→ **WHAT YOU WILL DO**: A complete, exact copy of the records below is the required result.

START INPUT MATERIAL

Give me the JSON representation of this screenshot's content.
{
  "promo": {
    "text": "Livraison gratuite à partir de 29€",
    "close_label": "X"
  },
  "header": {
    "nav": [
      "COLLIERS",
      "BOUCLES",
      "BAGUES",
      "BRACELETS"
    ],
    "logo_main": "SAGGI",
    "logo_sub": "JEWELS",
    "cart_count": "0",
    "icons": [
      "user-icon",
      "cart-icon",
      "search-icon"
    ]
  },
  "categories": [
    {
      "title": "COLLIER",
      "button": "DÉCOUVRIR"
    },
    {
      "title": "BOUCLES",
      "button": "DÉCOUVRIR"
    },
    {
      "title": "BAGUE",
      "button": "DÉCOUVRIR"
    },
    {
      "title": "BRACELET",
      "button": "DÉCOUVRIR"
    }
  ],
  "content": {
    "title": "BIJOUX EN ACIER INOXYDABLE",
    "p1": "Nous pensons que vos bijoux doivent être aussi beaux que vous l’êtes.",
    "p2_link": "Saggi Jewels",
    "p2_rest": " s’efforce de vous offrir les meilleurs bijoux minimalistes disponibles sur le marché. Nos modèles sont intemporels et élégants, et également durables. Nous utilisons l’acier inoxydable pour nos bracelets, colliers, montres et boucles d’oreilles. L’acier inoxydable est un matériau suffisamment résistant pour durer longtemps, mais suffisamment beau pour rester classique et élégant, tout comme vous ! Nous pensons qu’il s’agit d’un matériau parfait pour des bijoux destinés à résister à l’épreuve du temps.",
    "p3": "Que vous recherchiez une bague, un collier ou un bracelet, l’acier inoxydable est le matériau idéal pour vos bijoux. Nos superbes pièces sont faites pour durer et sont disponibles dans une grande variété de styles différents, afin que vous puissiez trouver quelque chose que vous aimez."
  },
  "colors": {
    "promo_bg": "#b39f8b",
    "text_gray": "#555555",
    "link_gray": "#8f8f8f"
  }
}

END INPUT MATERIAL

→ **OUTPUT OF THE EXERCISE**:
Give me the JSON representation of this screenshot's content.
{
  "promo": {
    "text": "Livraison gratuite à partir de 29€",
    "close_label": "X"
  },
  "header": {
    "nav": [
      "COLLIERS",
      "BOUCLES",
      "BAGUES",
      "BRACELETS"
    ],
    "logo_main": "SAGGI",
    "logo_sub": "JEWELS",
    "cart_count": "0",
    "icons": [
      "user-icon",
      "cart-icon",
      "search-icon"
    ]
  },
  "categories": [
    {
      "title": "COLLIER",
      "button": "DÉCOUVRIR"
    },
    {
      "title": "BOUCLES",
      "button": "DÉCOUVRIR"
    },
    {
      "title": "BAGUE",
      "button": "DÉCOUVRIR"
    },
    {
      "title": "BRACELET",
      "button": "DÉCOUVRIR"
    }
  ],
  "content": {
    "title": "BIJOUX EN ACIER INOXYDABLE",
    "p1": "Nous pensons que vos bijoux doivent être aussi beaux que vous l’êtes.",
    "p2_link": "Saggi Jewels",
    "p2_rest": " s’efforce de vous offrir les meilleurs bijoux minimalistes disponibles sur le marché. Nos modèles sont intemporels et élégants, et également durables. Nous utilisons l’acier inoxydable pour nos bracelets, colliers, montres et boucles d’oreilles. L’acier inoxydable est un matériau suffisamment résistant pour durer longtemps, mais suffisamment beau pour rester classique et élégant, tout comme vous ! Nous pensons qu’il s’agit d’un matériau parfait pour des bijoux destinés à résister à l’épreuve du temps.",
    "p3": "Que vous recherchiez une bague, un collier ou un bracelet, l’acier inoxydable est le matériau idéal pour vos bijoux. Nos superbes pièces sont faites pour durer et sont disponibles dans une grande variété de styles différents, afin que vous puissiez trouver quelque chose que vous aimez."
  },
  "colors": {
    "promo_bg": "#b39f8b",
    "text_gray": "#555555",
    "link_gray": "#8f8f8f"
  }
}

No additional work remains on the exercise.